It turns out they dont call it the Indominus rex for nothing.

After blowing away expectations with the biggest opening weekend in U.S. history, Jurassic World has pulled off another unexpected feat.

Even after dropping 51 percent from weekend to weekend, Jurassic World's hybrid T. rex-raptor-cuttlefish still proved a big enough draw to end what was, up until now, an unbroken box-office streak for Pixar, surpassing Inside Out's $90.4 million debut by more than $15 million, according to Box Office Mojo, and ending the perfect run of No. 1 hits Pixar had managed to churn out ever since Toy Story first took over the box office in 1995.

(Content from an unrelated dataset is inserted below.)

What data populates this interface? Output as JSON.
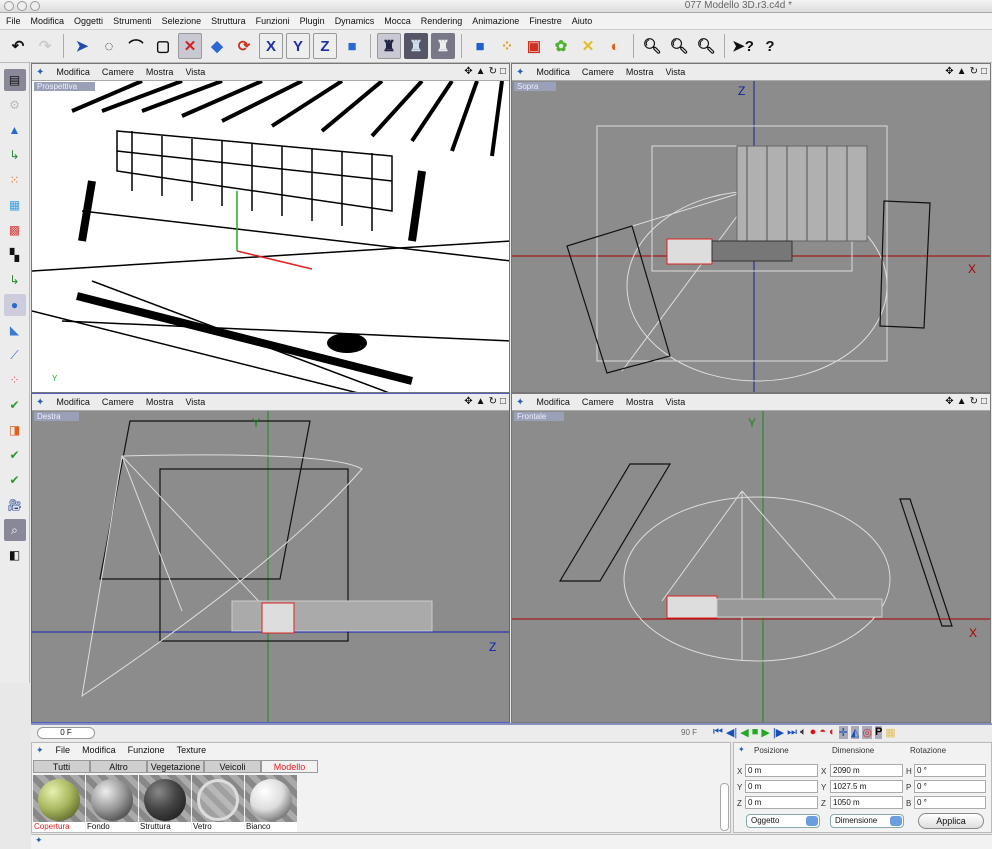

However, while Pixar may have lost some bragging rights, its not nearly as bad as it might sound at first. As mentioned by Forbes, the $90.4 million for Inside Out is still the fourth-highest opening weekend box office for an animated film, the second-highest opening for any Pixar film (after Toy Story 3) and the biggest ever for any film animated or otherwise not based on pre-existing material.

By the same token, the $106 million haul for Jurassic World in its second weekend was the largest non-debut weekend ever (beating out $103 million for The Avengers). In other words, both films performed remarkably well. The fact that Jurassic World has turned out to be as massive a hit as it has exceeding even the most optimistic projections by tens of millions of dollars (Variety, for instance, reported in May that it was tracking to earn, possibly, as much as $100 million; it ended up earning $208 million) is just unlucky scheduling for Pixar, but not a sign, as some might be tempted to interpret it, of the studios decline.

In fact, Inside Out also grossed tens of millions more than estimated. Predictions before it came out had it in the neighborhood of $60 million, according to Business Insider. Its also garnering rave reviews, so far, and seems, for many, like a return to form for the studio. Pixars last few outings like Cars 2, Brave and Monsters University while successful and, with the exception of Cars 2, generally well received by critics were viewed by many as a warning sign that the studio was losing its mojo.

Inside Out's Rotten Tomatoes "fresh" rating is currently hovering at an almost unheard of 98 percent well, unheard of for studios other than Pixar, anyway and it already seems like an obvious contender for Best Animated Feature come awards season. Given director Pete Docters track record (Monster, Inc., Up), thats not altogether surprising.

Meanwhile, among the other records "Jurassic World" is setting, Universal announced on Monday (via the Los Angeles Times) that it had crossed the billion-dollar line at the international box office, making it the fastest movie ever to hit that number, doing it in just 13 days. The previous record holder, The Avengers, took 14.

All in all, its a good sign for the vitality of the Hollywood summer movie season that two movies with overlapping audiences can both have such a strong weekend.